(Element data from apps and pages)

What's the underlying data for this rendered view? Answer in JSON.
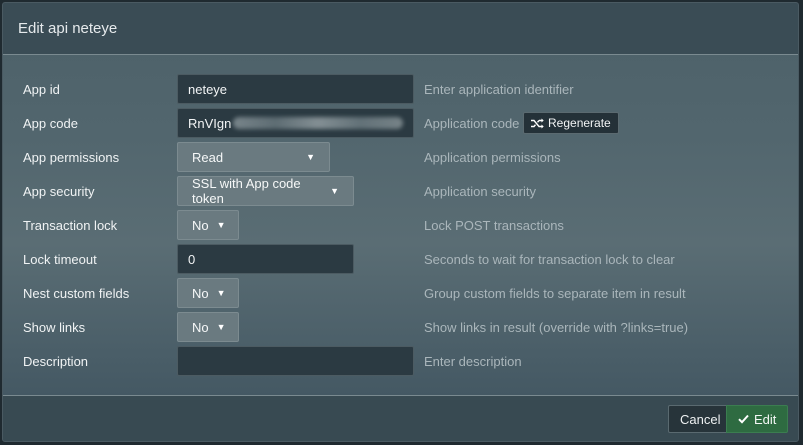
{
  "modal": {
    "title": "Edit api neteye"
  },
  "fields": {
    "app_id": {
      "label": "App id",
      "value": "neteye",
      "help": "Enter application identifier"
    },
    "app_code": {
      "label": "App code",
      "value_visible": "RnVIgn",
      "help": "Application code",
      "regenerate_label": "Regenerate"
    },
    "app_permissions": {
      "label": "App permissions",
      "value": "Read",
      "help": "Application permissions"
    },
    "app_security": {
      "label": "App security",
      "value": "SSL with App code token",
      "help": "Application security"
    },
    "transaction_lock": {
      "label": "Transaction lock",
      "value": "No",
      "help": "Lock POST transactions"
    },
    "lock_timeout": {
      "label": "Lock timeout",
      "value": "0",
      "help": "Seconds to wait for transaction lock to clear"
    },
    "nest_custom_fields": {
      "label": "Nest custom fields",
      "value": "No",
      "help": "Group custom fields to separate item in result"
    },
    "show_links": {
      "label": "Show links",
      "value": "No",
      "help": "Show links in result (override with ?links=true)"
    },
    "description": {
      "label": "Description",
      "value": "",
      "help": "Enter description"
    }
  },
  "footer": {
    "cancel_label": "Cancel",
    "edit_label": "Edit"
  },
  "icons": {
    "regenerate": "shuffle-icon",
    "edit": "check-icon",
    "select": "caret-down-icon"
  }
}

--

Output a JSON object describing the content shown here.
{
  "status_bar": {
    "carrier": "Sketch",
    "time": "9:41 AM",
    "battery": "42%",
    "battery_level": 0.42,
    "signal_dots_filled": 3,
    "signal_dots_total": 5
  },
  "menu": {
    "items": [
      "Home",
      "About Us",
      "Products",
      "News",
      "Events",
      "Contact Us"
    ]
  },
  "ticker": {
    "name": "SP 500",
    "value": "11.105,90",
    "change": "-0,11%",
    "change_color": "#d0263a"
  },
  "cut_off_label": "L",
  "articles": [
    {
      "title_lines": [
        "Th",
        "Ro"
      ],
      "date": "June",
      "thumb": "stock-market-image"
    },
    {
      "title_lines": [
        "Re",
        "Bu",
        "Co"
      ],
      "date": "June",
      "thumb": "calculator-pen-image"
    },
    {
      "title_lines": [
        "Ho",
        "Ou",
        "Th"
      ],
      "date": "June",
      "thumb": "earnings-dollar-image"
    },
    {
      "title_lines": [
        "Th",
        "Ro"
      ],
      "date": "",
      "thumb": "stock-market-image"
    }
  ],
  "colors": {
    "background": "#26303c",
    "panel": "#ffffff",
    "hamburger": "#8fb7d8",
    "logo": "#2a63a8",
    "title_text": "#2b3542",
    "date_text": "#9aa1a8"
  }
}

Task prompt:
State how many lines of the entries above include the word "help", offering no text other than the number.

Response:
9